WHAT YOU WILL DO: Determine how many lines in the listing below include "Ephesians", and answer with only that number.
__________
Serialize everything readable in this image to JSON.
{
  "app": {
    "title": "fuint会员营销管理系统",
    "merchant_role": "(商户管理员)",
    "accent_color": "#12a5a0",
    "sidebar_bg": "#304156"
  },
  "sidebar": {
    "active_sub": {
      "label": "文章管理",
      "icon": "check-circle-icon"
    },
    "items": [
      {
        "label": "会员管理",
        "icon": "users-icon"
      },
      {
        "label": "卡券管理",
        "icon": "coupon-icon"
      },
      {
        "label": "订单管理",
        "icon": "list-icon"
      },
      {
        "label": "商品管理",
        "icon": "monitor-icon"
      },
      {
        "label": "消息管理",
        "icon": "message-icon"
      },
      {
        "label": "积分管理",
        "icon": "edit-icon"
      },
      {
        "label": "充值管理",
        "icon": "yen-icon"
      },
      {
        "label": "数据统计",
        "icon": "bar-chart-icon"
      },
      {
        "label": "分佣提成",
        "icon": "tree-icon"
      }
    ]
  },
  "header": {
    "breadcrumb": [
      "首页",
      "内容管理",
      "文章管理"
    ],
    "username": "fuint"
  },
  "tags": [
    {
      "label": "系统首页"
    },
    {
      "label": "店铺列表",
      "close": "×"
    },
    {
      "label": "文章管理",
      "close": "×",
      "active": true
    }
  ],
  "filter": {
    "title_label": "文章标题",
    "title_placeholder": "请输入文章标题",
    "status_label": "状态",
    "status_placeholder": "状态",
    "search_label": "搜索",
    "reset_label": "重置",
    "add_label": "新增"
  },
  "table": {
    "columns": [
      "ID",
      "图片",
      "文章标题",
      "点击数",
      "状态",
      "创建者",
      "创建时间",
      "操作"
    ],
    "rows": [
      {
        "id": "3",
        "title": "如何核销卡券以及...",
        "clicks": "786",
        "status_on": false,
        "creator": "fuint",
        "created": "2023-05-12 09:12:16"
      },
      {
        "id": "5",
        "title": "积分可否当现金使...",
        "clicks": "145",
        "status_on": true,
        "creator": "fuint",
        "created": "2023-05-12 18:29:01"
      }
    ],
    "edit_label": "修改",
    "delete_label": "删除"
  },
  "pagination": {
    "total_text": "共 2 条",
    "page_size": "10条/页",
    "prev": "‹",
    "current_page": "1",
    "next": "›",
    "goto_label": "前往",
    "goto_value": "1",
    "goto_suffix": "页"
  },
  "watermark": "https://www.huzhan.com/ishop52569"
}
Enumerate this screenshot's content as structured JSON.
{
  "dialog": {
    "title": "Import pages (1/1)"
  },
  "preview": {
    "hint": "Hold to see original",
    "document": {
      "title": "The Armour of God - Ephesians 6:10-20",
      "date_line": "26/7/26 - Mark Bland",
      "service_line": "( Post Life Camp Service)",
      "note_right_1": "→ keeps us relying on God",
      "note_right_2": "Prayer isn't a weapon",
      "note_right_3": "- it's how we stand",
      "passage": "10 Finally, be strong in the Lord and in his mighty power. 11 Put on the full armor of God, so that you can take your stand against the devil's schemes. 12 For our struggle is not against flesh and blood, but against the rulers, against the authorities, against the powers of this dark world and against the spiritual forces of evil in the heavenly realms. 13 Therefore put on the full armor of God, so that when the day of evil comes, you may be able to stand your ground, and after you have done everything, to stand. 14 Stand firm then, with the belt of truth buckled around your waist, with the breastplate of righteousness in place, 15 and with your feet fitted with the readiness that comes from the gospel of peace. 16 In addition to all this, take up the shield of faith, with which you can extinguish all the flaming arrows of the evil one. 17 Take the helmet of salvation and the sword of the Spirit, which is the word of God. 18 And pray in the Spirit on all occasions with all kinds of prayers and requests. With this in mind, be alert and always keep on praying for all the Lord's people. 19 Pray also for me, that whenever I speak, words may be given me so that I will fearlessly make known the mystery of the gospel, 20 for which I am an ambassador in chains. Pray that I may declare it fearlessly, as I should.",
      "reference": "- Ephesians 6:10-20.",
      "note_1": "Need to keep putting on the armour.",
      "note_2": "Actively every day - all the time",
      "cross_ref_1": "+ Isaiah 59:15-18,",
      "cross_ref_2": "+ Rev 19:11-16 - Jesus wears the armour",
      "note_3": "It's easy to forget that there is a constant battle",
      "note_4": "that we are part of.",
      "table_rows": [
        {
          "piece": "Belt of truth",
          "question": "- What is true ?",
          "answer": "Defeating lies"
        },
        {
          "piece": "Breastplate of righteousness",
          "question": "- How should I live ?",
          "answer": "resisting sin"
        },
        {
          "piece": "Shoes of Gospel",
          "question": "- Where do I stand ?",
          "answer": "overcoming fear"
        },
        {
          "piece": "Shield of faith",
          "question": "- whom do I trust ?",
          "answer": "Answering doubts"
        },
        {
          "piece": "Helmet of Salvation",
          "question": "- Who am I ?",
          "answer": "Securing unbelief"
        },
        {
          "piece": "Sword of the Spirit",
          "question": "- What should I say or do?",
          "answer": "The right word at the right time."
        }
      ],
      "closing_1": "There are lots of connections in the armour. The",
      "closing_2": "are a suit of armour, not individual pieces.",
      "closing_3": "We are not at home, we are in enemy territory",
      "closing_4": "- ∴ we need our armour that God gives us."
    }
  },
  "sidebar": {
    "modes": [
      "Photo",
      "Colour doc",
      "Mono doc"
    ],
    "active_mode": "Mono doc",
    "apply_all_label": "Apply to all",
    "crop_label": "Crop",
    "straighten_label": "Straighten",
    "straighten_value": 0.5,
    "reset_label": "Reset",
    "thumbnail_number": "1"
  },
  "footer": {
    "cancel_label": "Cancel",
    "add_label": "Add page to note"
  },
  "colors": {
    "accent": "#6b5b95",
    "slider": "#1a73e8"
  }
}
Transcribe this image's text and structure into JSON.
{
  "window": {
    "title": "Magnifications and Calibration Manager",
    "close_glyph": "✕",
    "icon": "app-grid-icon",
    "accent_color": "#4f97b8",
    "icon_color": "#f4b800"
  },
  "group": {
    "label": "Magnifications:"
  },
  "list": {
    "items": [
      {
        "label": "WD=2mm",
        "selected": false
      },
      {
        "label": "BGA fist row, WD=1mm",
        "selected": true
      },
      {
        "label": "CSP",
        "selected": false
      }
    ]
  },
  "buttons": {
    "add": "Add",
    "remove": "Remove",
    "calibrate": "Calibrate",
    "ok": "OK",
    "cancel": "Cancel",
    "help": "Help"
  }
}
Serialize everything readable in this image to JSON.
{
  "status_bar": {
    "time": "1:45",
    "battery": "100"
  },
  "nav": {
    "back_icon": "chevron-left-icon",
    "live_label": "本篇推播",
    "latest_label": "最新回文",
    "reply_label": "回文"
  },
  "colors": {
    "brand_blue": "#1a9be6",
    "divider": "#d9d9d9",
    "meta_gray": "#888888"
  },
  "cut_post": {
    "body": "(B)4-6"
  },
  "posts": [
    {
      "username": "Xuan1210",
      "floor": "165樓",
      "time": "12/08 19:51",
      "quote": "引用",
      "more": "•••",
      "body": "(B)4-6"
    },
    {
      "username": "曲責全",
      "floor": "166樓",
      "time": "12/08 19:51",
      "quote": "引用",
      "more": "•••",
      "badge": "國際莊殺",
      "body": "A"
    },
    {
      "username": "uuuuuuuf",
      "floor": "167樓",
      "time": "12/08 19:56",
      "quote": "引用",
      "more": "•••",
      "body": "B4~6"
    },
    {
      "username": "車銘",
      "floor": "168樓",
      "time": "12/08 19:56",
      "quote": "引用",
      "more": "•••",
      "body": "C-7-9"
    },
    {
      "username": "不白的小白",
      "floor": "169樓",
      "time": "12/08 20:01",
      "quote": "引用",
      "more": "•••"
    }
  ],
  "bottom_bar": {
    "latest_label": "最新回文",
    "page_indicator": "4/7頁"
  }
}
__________
EXPECTED ANSWER: 2